The liquor brewed up a very pale green, similar to what an An Ji Bai Cha would produce. Maybe lighter, even. The aroma also wasn’t incredibly bold, but what the steam did give off reminded me of a pan-fried Japanese green tea; sweet artichoke hearts and something vaguely umami. The flavor echoed the aromatics perfectly, giving a toasty intro, to a leafy green taste without any vegetal kickback, followed by an understated sweetness on the finish.


I was having a conversation with an Indian tea biz friend, and we were joking about the much-touted “Nilgiri Frost” teas. I’ve had a few; they’re great! But here’s the problem: depending on where you are, the “frost” period only lasts for a few days—tops. There’s less of a frost period than there are teas claiming to be cultivated during said frost.

As to a common characteristic among Nilgiri Frost teas? Honestly, I haven’t found one. They tend to be sharper and sweeter than the rest of the seasonal flushes, but that might have more to do with processing and terroir rather than some sub-seasonal sorcery. This Nilgiri Frost Green, however . . . ?

Nilgiri Winter Frost Green

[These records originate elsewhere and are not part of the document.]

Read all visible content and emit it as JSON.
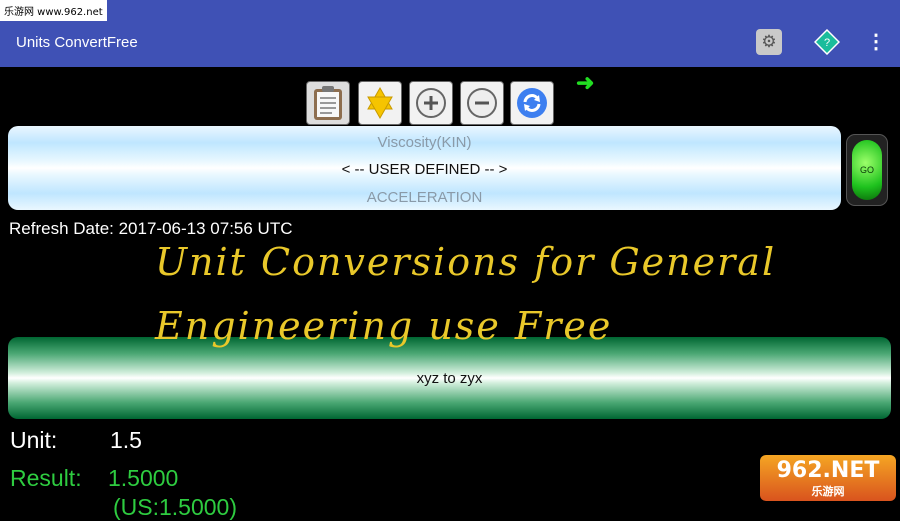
{
  "watermark_top": "乐游网 www.962.net",
  "app": {
    "title": "Units ConvertFree"
  },
  "appbar_icons": [
    "gear-icon",
    "help-icon",
    "overflow-menu-icon"
  ],
  "toolbar": {
    "icons": [
      "clipboard-icon",
      "star-icon",
      "zoom-in-icon",
      "zoom-out-icon",
      "refresh-icon"
    ]
  },
  "picker": {
    "prev": "Viscosity(KIN)",
    "selected": "< -- USER DEFINED -- >",
    "next": "ACCELERATION"
  },
  "go_button": {
    "label": "GO"
  },
  "refresh_date": "Refresh Date: 2017-06-13 07:56 UTC",
  "overlay": {
    "line1": "Unit Conversions for General",
    "line2": "Engineering use Free"
  },
  "conversion": {
    "label": "xyz to zyx"
  },
  "unit": {
    "label": "Unit:",
    "value": "1.5"
  },
  "result": {
    "label": "Result:",
    "value": "1.5000",
    "us": "(US:1.5000)"
  },
  "watermark_bottom": {
    "main": "962.NET",
    "sub": "乐游网"
  },
  "colors": {
    "appbar": "#3f51b5",
    "result": "#2ecc40",
    "overlay": "#e9c82a"
  }
}
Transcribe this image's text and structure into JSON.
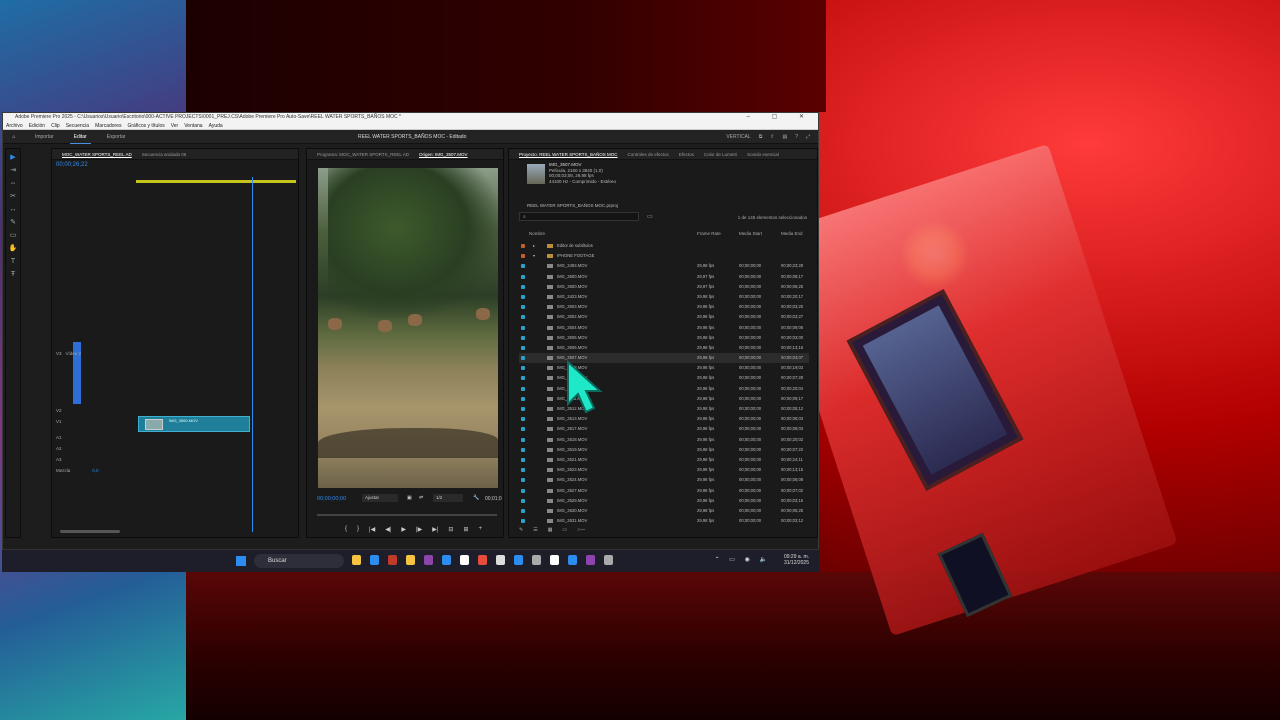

This one was a far different beast from the Highland Green. The leaves were more tightly rolled so that they resembled twigs or buds, and their dark greens were exceptionally dark. Beige-to-white buds were also strewn about in the fray. This reminded me, at least on appearance, of a Vietnamese old tree assamica green. Didn’t smell like one, though, thankfully. The aroma was a bit heavier than the Highland Green, and there was an earthier bend to the fragrance as well. However, that similar flirty date sugar lean was also present.

This brewed up  a shade darker than the Highland, by at least a couple of palette signatures. More green, less yellow; but still shimmering like gold. The aroma was much sweeter, and less umami, than the Highland, while still retaining something deeper. That depth was further accentuated in the taste, committing to a flavor that reminded me of some sort of green tea confection with vanilla filling. If I was tasting this blind, due to the thicker mouthfeel, I would’ve thought I was sipping a green Tie Guan Yin from Taiwan.

Nilgiri Winter Oolong

Several days after doing that flight, I finally did a brief dip into the Nilgiri Winter Oolong. I was in the middle of filming a video, and I needed a tea to go along with it. Ketlee was urging me to try the oolong, so I did.

The leaves were just as lovely as the green teas, but darker—shades of brown amidst the lighter beiges and greens. The smell really caught my attention. This didn’t smell like any assamica-based tea I’d delved into. It smelled like a Darjeeling first flush.

I did a quick brew up: a clump of leaves in a tiny gaiwan approached gongfoolishly. Dunno how long I steeped it for; two minutes, maybe?

If it was a Darjeeling, it would’ve been the fruitiest damn first flush Darjeeling I’d sipped in years. But it wasn’t; it was its own beast. A very, very fruity beast.

I’m not sure what I was supposed to learn here, or what the theme of these tastings was. I started this going in with the thesis that “winter in the Nilgiris” and “frost teas” were kind of a crock concept. That said, there is still something special about this odd period of time in a southern Indian state where a perennial crop grows, that such unique variants could emerge. Whether based on growing time, techniques or production.

I suppose that’s the takeaway: taste before you scoff. Don’t judge a leaf by the season. Tea will always surprise you.

To buy the Nilgiri Highland Green, go HERE.

To buy the Nilgiri Frost Green, go HERE.

To buy the Nilgiri Winter Oolong, go HERE.